Element data from apps and pages
Content starts
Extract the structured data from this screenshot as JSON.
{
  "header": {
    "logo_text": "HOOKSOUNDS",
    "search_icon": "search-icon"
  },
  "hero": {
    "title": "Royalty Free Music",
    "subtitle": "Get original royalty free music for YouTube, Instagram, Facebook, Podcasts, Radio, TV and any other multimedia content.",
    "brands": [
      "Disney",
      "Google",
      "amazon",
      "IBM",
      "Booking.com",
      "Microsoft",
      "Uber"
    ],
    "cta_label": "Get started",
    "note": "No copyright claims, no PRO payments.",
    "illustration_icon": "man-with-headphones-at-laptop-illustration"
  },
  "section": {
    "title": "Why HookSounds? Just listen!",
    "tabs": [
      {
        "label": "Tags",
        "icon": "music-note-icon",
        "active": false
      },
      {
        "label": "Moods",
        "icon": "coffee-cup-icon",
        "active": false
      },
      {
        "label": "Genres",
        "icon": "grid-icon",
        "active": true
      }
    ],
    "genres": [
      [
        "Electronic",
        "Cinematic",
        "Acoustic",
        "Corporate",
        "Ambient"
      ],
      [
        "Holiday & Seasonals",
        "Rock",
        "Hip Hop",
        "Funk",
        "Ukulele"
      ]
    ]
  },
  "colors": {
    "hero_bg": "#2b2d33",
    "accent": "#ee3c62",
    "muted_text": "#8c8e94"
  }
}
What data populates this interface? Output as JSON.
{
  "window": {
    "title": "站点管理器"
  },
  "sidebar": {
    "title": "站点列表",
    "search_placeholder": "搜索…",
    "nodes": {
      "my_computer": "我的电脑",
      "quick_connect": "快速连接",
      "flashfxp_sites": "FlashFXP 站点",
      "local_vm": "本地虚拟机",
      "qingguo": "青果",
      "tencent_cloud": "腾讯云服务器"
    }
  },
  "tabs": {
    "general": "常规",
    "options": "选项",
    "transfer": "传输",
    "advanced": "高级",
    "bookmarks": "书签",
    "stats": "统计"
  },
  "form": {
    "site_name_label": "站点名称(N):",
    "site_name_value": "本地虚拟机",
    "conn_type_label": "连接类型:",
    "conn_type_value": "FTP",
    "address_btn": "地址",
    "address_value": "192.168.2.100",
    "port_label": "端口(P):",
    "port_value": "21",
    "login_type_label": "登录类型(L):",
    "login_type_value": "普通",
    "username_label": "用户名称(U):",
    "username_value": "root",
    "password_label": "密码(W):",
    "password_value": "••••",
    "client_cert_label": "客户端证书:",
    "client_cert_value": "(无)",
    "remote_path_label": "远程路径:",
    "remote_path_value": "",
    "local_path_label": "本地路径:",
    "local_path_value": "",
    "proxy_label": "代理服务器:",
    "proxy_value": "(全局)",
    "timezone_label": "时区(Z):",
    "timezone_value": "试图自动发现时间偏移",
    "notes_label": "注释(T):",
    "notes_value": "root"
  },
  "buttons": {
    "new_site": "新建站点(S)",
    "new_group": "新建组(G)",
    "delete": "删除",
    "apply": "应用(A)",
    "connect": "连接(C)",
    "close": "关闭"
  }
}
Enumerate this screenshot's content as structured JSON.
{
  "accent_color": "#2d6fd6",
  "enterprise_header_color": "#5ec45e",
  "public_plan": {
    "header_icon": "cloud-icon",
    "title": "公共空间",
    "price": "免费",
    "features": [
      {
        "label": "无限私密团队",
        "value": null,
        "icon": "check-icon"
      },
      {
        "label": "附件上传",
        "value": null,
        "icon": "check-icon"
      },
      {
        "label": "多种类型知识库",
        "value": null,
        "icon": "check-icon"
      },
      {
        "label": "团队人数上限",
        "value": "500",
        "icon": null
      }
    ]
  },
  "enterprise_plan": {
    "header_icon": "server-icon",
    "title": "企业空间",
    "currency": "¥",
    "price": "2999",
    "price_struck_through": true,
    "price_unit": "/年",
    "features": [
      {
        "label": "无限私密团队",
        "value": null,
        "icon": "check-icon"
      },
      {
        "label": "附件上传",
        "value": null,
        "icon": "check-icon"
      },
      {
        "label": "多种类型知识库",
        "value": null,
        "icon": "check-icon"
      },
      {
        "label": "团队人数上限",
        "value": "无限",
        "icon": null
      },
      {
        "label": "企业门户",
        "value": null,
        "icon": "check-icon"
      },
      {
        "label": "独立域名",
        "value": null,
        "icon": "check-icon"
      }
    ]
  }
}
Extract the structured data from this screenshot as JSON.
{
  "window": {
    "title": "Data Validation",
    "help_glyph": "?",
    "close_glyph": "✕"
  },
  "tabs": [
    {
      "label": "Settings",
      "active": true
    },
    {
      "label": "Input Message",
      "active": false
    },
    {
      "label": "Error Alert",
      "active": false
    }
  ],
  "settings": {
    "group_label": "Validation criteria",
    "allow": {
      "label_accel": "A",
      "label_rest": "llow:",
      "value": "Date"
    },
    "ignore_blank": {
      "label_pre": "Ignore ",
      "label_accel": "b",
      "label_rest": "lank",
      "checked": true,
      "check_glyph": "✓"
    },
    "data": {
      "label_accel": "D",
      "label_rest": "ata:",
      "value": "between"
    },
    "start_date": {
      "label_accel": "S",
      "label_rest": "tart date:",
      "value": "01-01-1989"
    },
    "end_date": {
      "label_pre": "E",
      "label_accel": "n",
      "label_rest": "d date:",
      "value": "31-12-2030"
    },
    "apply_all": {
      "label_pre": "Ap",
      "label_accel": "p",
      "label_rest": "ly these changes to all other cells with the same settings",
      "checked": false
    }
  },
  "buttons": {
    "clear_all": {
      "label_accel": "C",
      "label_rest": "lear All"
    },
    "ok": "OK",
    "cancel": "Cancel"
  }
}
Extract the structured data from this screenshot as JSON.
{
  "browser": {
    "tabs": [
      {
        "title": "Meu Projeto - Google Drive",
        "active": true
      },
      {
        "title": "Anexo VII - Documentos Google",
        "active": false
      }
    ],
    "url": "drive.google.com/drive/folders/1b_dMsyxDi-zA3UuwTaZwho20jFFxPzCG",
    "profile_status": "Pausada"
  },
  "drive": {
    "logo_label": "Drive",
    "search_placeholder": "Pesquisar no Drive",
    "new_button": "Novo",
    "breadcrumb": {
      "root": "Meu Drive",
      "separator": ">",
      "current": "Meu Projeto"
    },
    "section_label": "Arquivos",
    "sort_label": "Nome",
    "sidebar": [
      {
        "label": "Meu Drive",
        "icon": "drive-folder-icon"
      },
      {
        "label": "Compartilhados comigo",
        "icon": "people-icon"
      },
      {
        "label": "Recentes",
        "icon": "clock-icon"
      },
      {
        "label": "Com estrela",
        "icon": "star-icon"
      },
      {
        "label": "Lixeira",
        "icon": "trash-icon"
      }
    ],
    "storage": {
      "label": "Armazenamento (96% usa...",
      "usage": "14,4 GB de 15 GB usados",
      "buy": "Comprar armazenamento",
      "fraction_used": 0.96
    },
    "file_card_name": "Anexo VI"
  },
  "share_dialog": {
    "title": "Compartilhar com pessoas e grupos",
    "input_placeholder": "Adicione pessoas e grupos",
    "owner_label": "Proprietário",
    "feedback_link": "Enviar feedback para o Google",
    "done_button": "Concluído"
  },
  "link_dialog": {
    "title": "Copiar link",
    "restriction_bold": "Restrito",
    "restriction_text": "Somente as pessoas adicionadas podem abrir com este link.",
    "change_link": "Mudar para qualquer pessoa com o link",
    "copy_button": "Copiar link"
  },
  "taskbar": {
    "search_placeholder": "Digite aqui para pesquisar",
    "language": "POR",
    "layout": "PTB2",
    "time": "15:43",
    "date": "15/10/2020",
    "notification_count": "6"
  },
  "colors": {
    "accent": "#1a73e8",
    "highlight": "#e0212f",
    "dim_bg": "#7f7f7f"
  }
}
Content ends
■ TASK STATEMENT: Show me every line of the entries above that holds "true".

■ ANSWER AREA:
        "active": true
    "price_struck_through": true,
      "active": true
      "checked": true,
        "active": true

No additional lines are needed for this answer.